Note that this website covers only immigrants to New York between 1892 and 1924. The great bulk of Hungarian immigrants arrived in New York during those years ... and they did not have to "go through Ellis Island" to be found in this database. If you find your ancestor in this database, you will be well rewarded. Often their name, age, and birthplace are provided. Also, the name and address of the next of kin in the home country is sometimes given. Religion is usually only identified in the case of Jews. More about ship's manifests can be found in the "Documents" section of the tutorial.
If you don't find your ancestor in the Ellis Island database, the two most likely reasons are:
I wrote a two-part article some years ago for Magyar News On-Line describing how to use the Ellis Island website. I believe that material is still useful. Part 1 explains the content of the ships manifests, and Part 2 discusses the mechanics of using the site. Click on the title below to read the article.
To check out New York ship passenger arrivals online, go to the website of the Statue of Liberty-Ellis Island Foundation to try to find the ship manifest(s) that list your immigrant ancestor(s):

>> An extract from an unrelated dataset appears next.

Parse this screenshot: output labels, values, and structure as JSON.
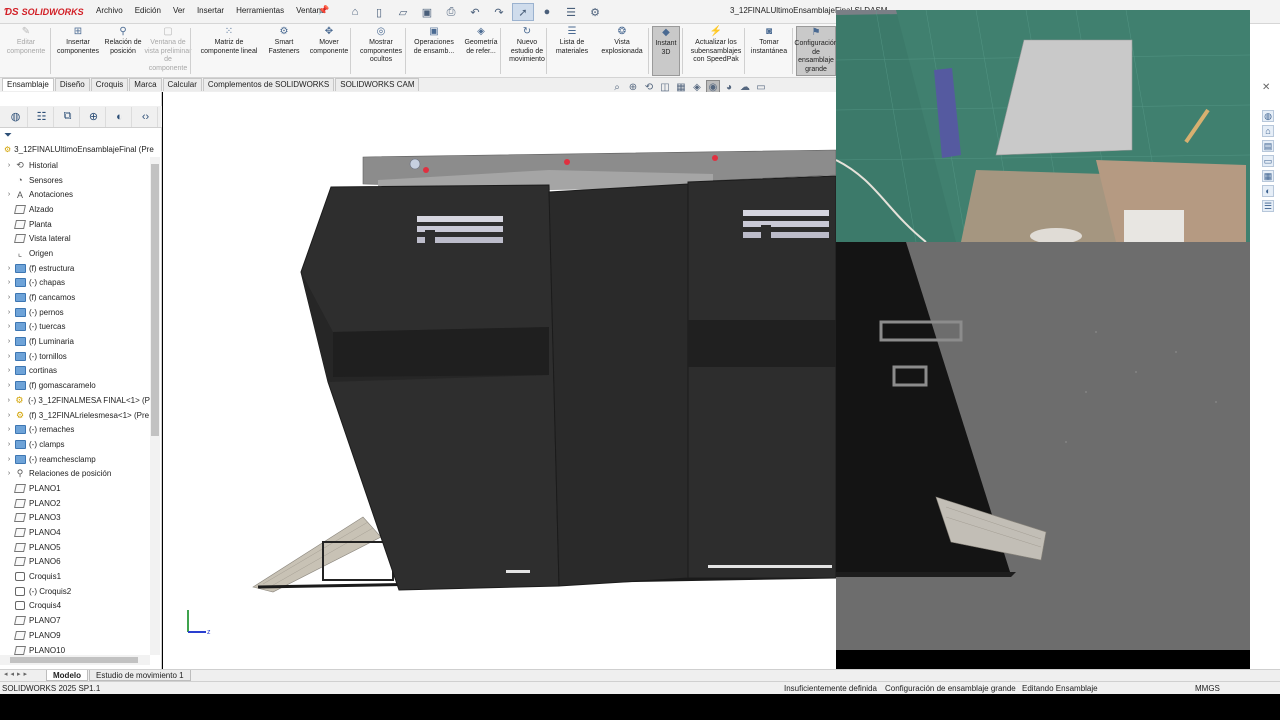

FamilySearch.org is the new website of the LDS Church's Family History Library. It remains under construction, and will be in that state for many years. Since it is changing so rapidly, I will not attempt to provide further help in its use. I won't be able to keep up ... so that's up to you. For our present purposes, we are concerned only with it's search feature. So, let's go! Click on the icon below left to get to the website ...
CATALOG. To perform FHL catalog functions, including Place Search, click on "Catalog" on the menu near the top. [Summer 2013 note: the Catalog is currently considered a "Beta" version, and an option is provided to use the old catalog mechanism.]
WIKI. To learn more about Hungarian genealogy and how to use the FamilySearch.org website in your research, click on "Wiki" on the menu near the top, and you'll have access to thousands of articles on genealogy in general, including several specific to Hungarian research. As this feature progresses, I expect it will make this Tutorial obsolete. So be it! I'll find another hobby.
ON-LINE. To explore on-line resources, click on "Continental Europe" on the "Browse all Published Collections" list near the bottom. On the resulting list you will see the collections available for Hungary. These will be updated and new collections added periodically over the next several years. Check frequently for new material that may benefit your research. [Summer 2013 note: there are only five published collections in place for Hungary. Three of these are indices which may be helpful in finding the microfilm you need, but do not contain actual images of the church registers. The "Civil Registration" collection contains images, but their number is miniscule compared to what the FHL has on microfilm. But, the "Funeral Notice" collection not only contains over a half-million individual images of notices, but is not available on microfilm. It could be very valuable, once you've identified some ancestors who died in Hungary. I found dozens of my relatives in this collection.]